The Swiss solo accordion player, who was born in Bosnia, will present a part of his Southern African tour that began in Cape Town on May 18.
He will be at the Market Theatre tonight, after which he will make his way to the MTN Bushfire Festival taking place in Swaziland this weekend.
Part of his tour has also been to revive the networks and connections he created with local musicians 13 years ago, when he first visited the country.
Chatting on the phone to Batkovic, who took some time off his scenic drive through Cape Town, a city he professes his love for, he laughs heartily when I describe to him that hearing his music shocked me ... but in a good way.
“I grew up with this instrument. I started playing it when I was four years old. I think I’m married to it now. So I learned to play it this way,” he said.
Rolling Stone magazine in 2017 stated that his latest album was one of the 20 Best Avant Albums of 2017. His music has often been described as Avante-Garde Jazz, a label that Batkovic has said he doesn’t really care for. For him, music is more than the confines of the labels.
“I have no style. I don’t like being placed in a category of music. My feel, as a free musician, is to do what’s important - the music. I believe that there exists, really, two styles - real music and fake music. Those are the only two styles for me,” he explained.
It’s this unique style of playing music that led to Batkovic being awarded the Artist Recognition Award from the Capital in Canton Bern, where he has his own studio and runs his own record label. He is also highly regarded as a film score composer, with many of the projects he has worked on being nominated for and winning awards.
Discussing the inspiration of his music, Batkovic said he gets his ideas from being around ordinary people and sharing experiences with them.
“I don’t sit down and think I’ll find a new way to play this instrument. I just listen to the instrument. I try to surf on the music; it’s bigger than I am. I have travelled around and met lots of different people, with different styles of music from different societies, that has led me to making my own style of music. I draw my inspiration from all the people and things I experience in my daily life. The experiences didn’t happen in one moment of my life. They aren’t limited to jazz clubs or playing with other musicians,” he said.
“I believe that music, to me, is like a religion. It’s the most peaceful way to communicate with humans,” he added.

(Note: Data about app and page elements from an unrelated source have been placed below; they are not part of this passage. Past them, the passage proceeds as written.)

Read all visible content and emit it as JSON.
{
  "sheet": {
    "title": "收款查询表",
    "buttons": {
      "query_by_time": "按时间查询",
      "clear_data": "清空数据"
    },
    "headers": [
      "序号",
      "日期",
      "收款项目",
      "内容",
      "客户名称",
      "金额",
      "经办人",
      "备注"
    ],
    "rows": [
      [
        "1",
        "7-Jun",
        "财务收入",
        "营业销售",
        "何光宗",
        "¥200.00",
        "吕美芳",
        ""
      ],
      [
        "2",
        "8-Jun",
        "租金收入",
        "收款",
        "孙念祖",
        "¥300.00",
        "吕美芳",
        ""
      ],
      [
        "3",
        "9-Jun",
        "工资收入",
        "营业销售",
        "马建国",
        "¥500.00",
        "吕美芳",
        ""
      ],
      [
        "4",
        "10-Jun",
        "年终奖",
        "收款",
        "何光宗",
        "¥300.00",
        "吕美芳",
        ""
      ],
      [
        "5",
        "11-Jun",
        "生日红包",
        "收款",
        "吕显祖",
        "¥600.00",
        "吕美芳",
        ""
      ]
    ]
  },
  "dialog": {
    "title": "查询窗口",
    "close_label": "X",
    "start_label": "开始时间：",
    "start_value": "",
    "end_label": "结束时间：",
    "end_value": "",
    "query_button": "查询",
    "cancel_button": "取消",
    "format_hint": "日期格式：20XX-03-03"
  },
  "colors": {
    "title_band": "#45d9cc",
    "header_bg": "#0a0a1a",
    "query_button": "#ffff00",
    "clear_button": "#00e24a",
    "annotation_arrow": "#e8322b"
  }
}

His playing has been described as challenging and experimental, yet maintaining a masterfully beautiful quality. He scratches every nuance out of the instrument, integrating scratches and clicks into the arrangements and making a feature of the kind of tonal scars and birthmarks that are usually eradicated from recordings and live performances.
It’s the opportunity to experience this that he promises to fans of his music and others who will be taking the opportunity to be initiated into it tonight.
“This is my language. My English is bad. My mother language I speak as though I’m a kid. My German sounds like that of an immigrant, so this is my way of speaking to the people. Through the music. When people come to my concert, they will find moments where they feel one with the music. My biggest advice to people coming to see my show is come with an open mind,” he said.
* Mario Batkovic plays at the John Kani Theatre , Market Theatre, tonight. Tickets are R90 and R70 for pensioners and students.